Exercise objective
Reproduce the full listing below exactly. Do not include the pictures.
◇ ◇ ◇ ◇
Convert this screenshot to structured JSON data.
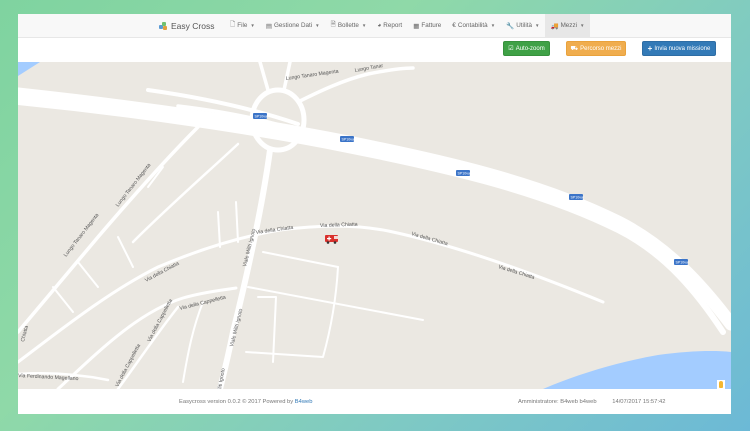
{
  "app": {
    "title": "Easy Cross"
  },
  "nav": {
    "items": [
      {
        "label": "File",
        "icon": "file-icon",
        "has_caret": true
      },
      {
        "label": "Gestione Dati",
        "icon": "database-icon",
        "has_caret": true
      },
      {
        "label": "Bollette",
        "icon": "document-icon",
        "has_caret": true
      },
      {
        "label": "Report",
        "icon": "pie-chart-icon",
        "has_caret": false
      },
      {
        "label": "Fatture",
        "icon": "invoice-icon",
        "has_caret": false
      },
      {
        "label": "Contabilità",
        "icon": "euro-icon",
        "has_caret": true
      },
      {
        "label": "Utilità",
        "icon": "wrench-icon",
        "has_caret": true
      },
      {
        "label": "Mezzi",
        "icon": "truck-icon",
        "has_caret": true,
        "active": true
      }
    ]
  },
  "toolbar": {
    "autozoom_label": "Auto-zoom",
    "percorso_label": "Percorso mezzi",
    "invia_label": "Invia nuova missione"
  },
  "map": {
    "labels": {
      "lungo_tanaro_magenta_top": "Lungo Tanaro Magenta",
      "lungo_tanaro_short": "Lungo Tanar",
      "lungo_tanaro_magenta_left": "Lungo Tanaro Magenta",
      "lungo_tanaro_magenta_left2": "Lungo Tanaro Magenta",
      "via_della_chiatta_1": "Via della Chiatta",
      "via_della_chiatta_2": "Via della Chiatta",
      "via_della_chiatta_3": "Via della Chiatta",
      "via_della_chiatta_4": "Via della Chiatta",
      "via_della_chiatta_5": "Via della Chiatta",
      "via_della_cappelletta_1": "Via della Cappelletta",
      "via_della_cappelletta_2": "Via della Cappelletta",
      "via_della_cappelletta_3": "Via della Cappelletta",
      "viale_militi_ignoto_1": "Viale Militi Ignoto",
      "viale_militi_ignoto_2": "Viale Militi Ignoto",
      "viale_militi_ignoto_3": "Viale Militi Ignoto",
      "via_ferdinando": "Via Ferdinando Magellano",
      "chiatta_left": "Chiatta"
    },
    "road_shield": "SP10var",
    "vehicle_icon": "ambulance-icon",
    "colors": {
      "land": "#ebe8e2",
      "road": "#ffffff",
      "water": "#a3ccff",
      "shield": "#3b74c8",
      "vehicle": "#d9302c"
    }
  },
  "footer": {
    "version_text": "Easycross version 0.0.2 © 2017 Powered by",
    "powered_link": "B4web",
    "user_text": "Amministratore: B4web b4web",
    "timestamp": "14/07/2017 15:57:42"
  },
  "colors": {
    "btn_green": "#3fa146",
    "btn_orange": "#f0ad4e",
    "btn_blue": "#337ab7"
  }
}
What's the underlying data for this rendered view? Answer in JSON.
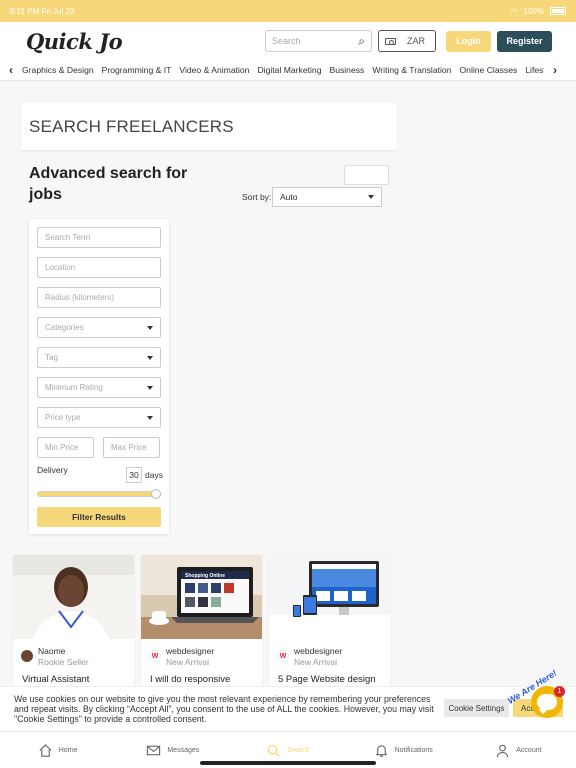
{
  "status": {
    "time": "8:11 PM",
    "date": "Fri Jul 23",
    "battery": "100%"
  },
  "header": {
    "logo": "Quick Jo",
    "search_placeholder": "Search",
    "currency": "ZAR",
    "login_label": "Login",
    "register_label": "Register"
  },
  "categories": [
    "Graphics & Design",
    "Programming & IT",
    "Video & Animation",
    "Digital Marketing",
    "Business",
    "Writing & Translation",
    "Online Classes",
    "Lifestyle"
  ],
  "page_title": "SEARCH FREELANCERS",
  "advanced": {
    "title": "Advanced search for jobs",
    "sort_label": "Sort by:",
    "sort_value": "Auto"
  },
  "filters": {
    "search_term": "Search Term",
    "location": "Location",
    "radius": "Radius (kilometers)",
    "categories": "Categories",
    "tag": "Tag",
    "minimum_rating": "Minimum Rating",
    "price_type": "Price type",
    "min_price": "Min Price",
    "max_price": "Max Price",
    "delivery_label": "Delivery",
    "delivery_days": "30",
    "days_label": "days",
    "delivery_fraction": 1.0,
    "filter_button": "Filter Results"
  },
  "cards": [
    {
      "seller": "Naome",
      "level": "Rookie Seller",
      "title": "Virtual Assistant"
    },
    {
      "seller": "webdesigner",
      "level": "New Arrival",
      "title": "I will do responsive",
      "screen_text": "Shopping Online"
    },
    {
      "seller": "webdesigner",
      "level": "New Arrival",
      "title": "5 Page Website design"
    }
  ],
  "cookie": {
    "text": "We use cookies on our website to give you the most relevant experience by remembering your preferences and repeat visits. By clicking “Accept All”, you consent to the use of ALL the cookies. However, you may visit \"Cookie Settings\" to provide a controlled consent.",
    "settings_label": "Cookie Settings",
    "accept_label": "Accept All"
  },
  "chat": {
    "sign": "We Are Here!",
    "badge": "1"
  },
  "tabs": [
    "Home",
    "Messages",
    "Search",
    "Notifications",
    "Account"
  ],
  "colors": {
    "accent": "#f6d87a",
    "brand_dark": "#2b4e5a",
    "chat": "#f2b705"
  }
}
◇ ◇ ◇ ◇
Worked solution
Convert this screenshot to structured JSON data.
{
  "app": {
    "title": "Easy Cross"
  },
  "nav": {
    "items": [
      {
        "label": "File",
        "icon": "file-icon",
        "has_caret": true
      },
      {
        "label": "Gestione Dati",
        "icon": "database-icon",
        "has_caret": true
      },
      {
        "label": "Bollette",
        "icon": "document-icon",
        "has_caret": true
      },
      {
        "label": "Report",
        "icon": "pie-chart-icon",
        "has_caret": false
      },
      {
        "label": "Fatture",
        "icon": "invoice-icon",
        "has_caret": false
      },
      {
        "label": "Contabilità",
        "icon": "euro-icon",
        "has_caret": true
      },
      {
        "label": "Utilità",
        "icon": "wrench-icon",
        "has_caret": true
      },
      {
        "label": "Mezzi",
        "icon": "truck-icon",
        "has_caret": true,
        "active": true
      }
    ]
  },
  "toolbar": {
    "autozoom_label": "Auto-zoom",
    "percorso_label": "Percorso mezzi",
    "invia_label": "Invia nuova missione"
  },
  "map": {
    "labels": {
      "lungo_tanaro_magenta_top": "Lungo Tanaro Magenta",
      "lungo_tanaro_short": "Lungo Tanar",
      "lungo_tanaro_magenta_left": "Lungo Tanaro Magenta",
      "lungo_tanaro_magenta_left2": "Lungo Tanaro Magenta",
      "via_della_chiatta_1": "Via della Chiatta",
      "via_della_chiatta_2": "Via della Chiatta",
      "via_della_chiatta_3": "Via della Chiatta",
      "via_della_chiatta_4": "Via della Chiatta",
      "via_della_chiatta_5": "Via della Chiatta",
      "via_della_cappelletta_1": "Via della Cappelletta",
      "via_della_cappelletta_2": "Via della Cappelletta",
      "via_della_cappelletta_3": "Via della Cappelletta",
      "viale_militi_ignoto_1": "Viale Militi Ignoto",
      "viale_militi_ignoto_2": "Viale Militi Ignoto",
      "viale_militi_ignoto_3": "Viale Militi Ignoto",
      "via_ferdinando": "Via Ferdinando Magellano",
      "chiatta_left": "Chiatta"
    },
    "road_shield": "SP10var",
    "vehicle_icon": "ambulance-icon",
    "colors": {
      "land": "#ebe8e2",
      "road": "#ffffff",
      "water": "#a3ccff",
      "shield": "#3b74c8",
      "vehicle": "#d9302c"
    }
  },
  "footer": {
    "version_text": "Easycross version 0.0.2 © 2017 Powered by",
    "powered_link": "B4web",
    "user_text": "Amministratore: B4web b4web",
    "timestamp": "14/07/2017 15:57:42"
  },
  "colors": {
    "btn_green": "#3fa146",
    "btn_orange": "#f0ad4e",
    "btn_blue": "#337ab7"
  }
}
What's the underlying data for this rendered view? Answer in JSON.
{
  "status": {
    "time": "8:11 PM",
    "date": "Fri Jul 23",
    "battery": "100%"
  },
  "header": {
    "logo": "Quick Jo",
    "search_placeholder": "Search",
    "currency": "ZAR",
    "login_label": "Login",
    "register_label": "Register"
  },
  "categories": [
    "Graphics & Design",
    "Programming & IT",
    "Video & Animation",
    "Digital Marketing",
    "Business",
    "Writing & Translation",
    "Online Classes",
    "Lifestyle"
  ],
  "page_title": "SEARCH FREELANCERS",
  "advanced": {
    "title": "Advanced search for jobs",
    "sort_label": "Sort by:",
    "sort_value": "Auto"
  },
  "filters": {
    "search_term": "Search Term",
    "location": "Location",
    "radius": "Radius (kilometers)",
    "categories": "Categories",
    "tag": "Tag",
    "minimum_rating": "Minimum Rating",
    "price_type": "Price type",
    "min_price": "Min Price",
    "max_price": "Max Price",
    "delivery_label": "Delivery",
    "delivery_days": "30",
    "days_label": "days",
    "delivery_fraction": 1.0,
    "filter_button": "Filter Results"
  },
  "cards": [
    {
      "seller": "Naome",
      "level": "Rookie Seller",
      "title": "Virtual Assistant"
    },
    {
      "seller": "webdesigner",
      "level": "New Arrival",
      "title": "I will do responsive",
      "screen_text": "Shopping Online"
    },
    {
      "seller": "webdesigner",
      "level": "New Arrival",
      "title": "5 Page Website design"
    }
  ],
  "cookie": {
    "text": "We use cookies on our website to give you the most relevant experience by remembering your preferences and repeat visits. By clicking “Accept All”, you consent to the use of ALL the cookies. However, you may visit \"Cookie Settings\" to provide a controlled consent.",
    "settings_label": "Cookie Settings",
    "accept_label": "Accept All"
  },
  "chat": {
    "sign": "We Are Here!",
    "badge": "1"
  },
  "tabs": [
    "Home",
    "Messages",
    "Search",
    "Notifications",
    "Account"
  ],
  "colors": {
    "accent": "#f6d87a",
    "brand_dark": "#2b4e5a",
    "chat": "#f2b705"
  }
}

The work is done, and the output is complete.